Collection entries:
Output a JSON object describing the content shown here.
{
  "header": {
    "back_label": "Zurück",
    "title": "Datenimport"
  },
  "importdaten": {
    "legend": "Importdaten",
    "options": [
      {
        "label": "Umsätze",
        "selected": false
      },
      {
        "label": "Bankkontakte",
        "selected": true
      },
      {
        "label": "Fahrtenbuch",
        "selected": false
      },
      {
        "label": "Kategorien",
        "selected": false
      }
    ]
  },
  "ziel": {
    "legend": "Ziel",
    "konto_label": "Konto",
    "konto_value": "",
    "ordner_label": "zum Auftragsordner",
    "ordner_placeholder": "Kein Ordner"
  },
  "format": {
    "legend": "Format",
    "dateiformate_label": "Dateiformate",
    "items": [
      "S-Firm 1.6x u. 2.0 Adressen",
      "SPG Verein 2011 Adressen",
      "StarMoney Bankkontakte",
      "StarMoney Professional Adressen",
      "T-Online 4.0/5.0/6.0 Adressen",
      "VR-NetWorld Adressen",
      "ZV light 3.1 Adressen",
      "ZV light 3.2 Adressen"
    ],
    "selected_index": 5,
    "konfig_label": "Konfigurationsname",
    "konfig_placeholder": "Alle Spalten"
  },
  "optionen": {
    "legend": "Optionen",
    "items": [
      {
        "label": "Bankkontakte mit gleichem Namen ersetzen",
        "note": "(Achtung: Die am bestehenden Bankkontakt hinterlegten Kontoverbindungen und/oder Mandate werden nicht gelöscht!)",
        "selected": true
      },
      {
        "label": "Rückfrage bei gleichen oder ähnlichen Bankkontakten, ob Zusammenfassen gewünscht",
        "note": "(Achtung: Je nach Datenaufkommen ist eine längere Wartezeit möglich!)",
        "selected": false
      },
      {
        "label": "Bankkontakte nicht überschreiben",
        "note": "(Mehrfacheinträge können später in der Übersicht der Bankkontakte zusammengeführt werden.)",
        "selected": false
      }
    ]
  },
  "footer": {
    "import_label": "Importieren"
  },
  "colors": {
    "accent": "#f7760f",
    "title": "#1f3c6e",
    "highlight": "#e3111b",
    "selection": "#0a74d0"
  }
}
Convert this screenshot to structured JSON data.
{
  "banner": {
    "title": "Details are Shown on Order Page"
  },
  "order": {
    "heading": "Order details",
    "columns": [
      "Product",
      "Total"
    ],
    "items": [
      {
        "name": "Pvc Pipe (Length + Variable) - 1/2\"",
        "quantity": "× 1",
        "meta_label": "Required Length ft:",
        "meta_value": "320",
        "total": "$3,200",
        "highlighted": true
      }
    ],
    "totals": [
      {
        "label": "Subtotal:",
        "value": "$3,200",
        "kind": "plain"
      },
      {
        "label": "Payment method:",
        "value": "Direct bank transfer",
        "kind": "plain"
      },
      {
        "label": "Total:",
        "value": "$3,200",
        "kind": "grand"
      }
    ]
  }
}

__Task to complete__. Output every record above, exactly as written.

__Output of the exercise__.
Output a JSON object describing the content shown here.
{
  "header": {
    "back_label": "Zurück",
    "title": "Datenimport"
  },
  "importdaten": {
    "legend": "Importdaten",
    "options": [
      {
        "label": "Umsätze",
        "selected": false
      },
      {
        "label": "Bankkontakte",
        "selected": true
      },
      {
        "label": "Fahrtenbuch",
        "selected": false
      },
      {
        "label": "Kategorien",
        "selected": false
      }
    ]
  },
  "ziel": {
    "legend": "Ziel",
    "konto_label": "Konto",
    "konto_value": "",
    "ordner_label": "zum Auftragsordner",
    "ordner_placeholder": "Kein Ordner"
  },
  "format": {
    "legend": "Format",
    "dateiformate_label": "Dateiformate",
    "items": [
      "S-Firm 1.6x u. 2.0 Adressen",
      "SPG Verein 2011 Adressen",
      "StarMoney Bankkontakte",
      "StarMoney Professional Adressen",
      "T-Online 4.0/5.0/6.0 Adressen",
      "VR-NetWorld Adressen",
      "ZV light 3.1 Adressen",
      "ZV light 3.2 Adressen"
    ],
    "selected_index": 5,
    "konfig_label": "Konfigurationsname",
    "konfig_placeholder": "Alle Spalten"
  },
  "optionen": {
    "legend": "Optionen",
    "items": [
      {
        "label": "Bankkontakte mit gleichem Namen ersetzen",
        "note": "(Achtung: Die am bestehenden Bankkontakt hinterlegten Kontoverbindungen und/oder Mandate werden nicht gelöscht!)",
        "selected": true
      },
      {
        "label": "Rückfrage bei gleichen oder ähnlichen Bankkontakten, ob Zusammenfassen gewünscht",
        "note": "(Achtung: Je nach Datenaufkommen ist eine längere Wartezeit möglich!)",
        "selected": false
      },
      {
        "label": "Bankkontakte nicht überschreiben",
        "note": "(Mehrfacheinträge können später in der Übersicht der Bankkontakte zusammengeführt werden.)",
        "selected": false
      }
    ]
  },
  "footer": {
    "import_label": "Importieren"
  },
  "colors": {
    "accent": "#f7760f",
    "title": "#1f3c6e",
    "highlight": "#e3111b",
    "selection": "#0a74d0"
  }
}
Convert this screenshot to structured JSON data.
{
  "banner": {
    "title": "Details are Shown on Order Page"
  },
  "order": {
    "heading": "Order details",
    "columns": [
      "Product",
      "Total"
    ],
    "items": [
      {
        "name": "Pvc Pipe (Length + Variable) - 1/2\"",
        "quantity": "× 1",
        "meta_label": "Required Length ft:",
        "meta_value": "320",
        "total": "$3,200",
        "highlighted": true
      }
    ],
    "totals": [
      {
        "label": "Subtotal:",
        "value": "$3,200",
        "kind": "plain"
      },
      {
        "label": "Payment method:",
        "value": "Direct bank transfer",
        "kind": "plain"
      },
      {
        "label": "Total:",
        "value": "$3,200",
        "kind": "grand"
      }
    ]
  }
}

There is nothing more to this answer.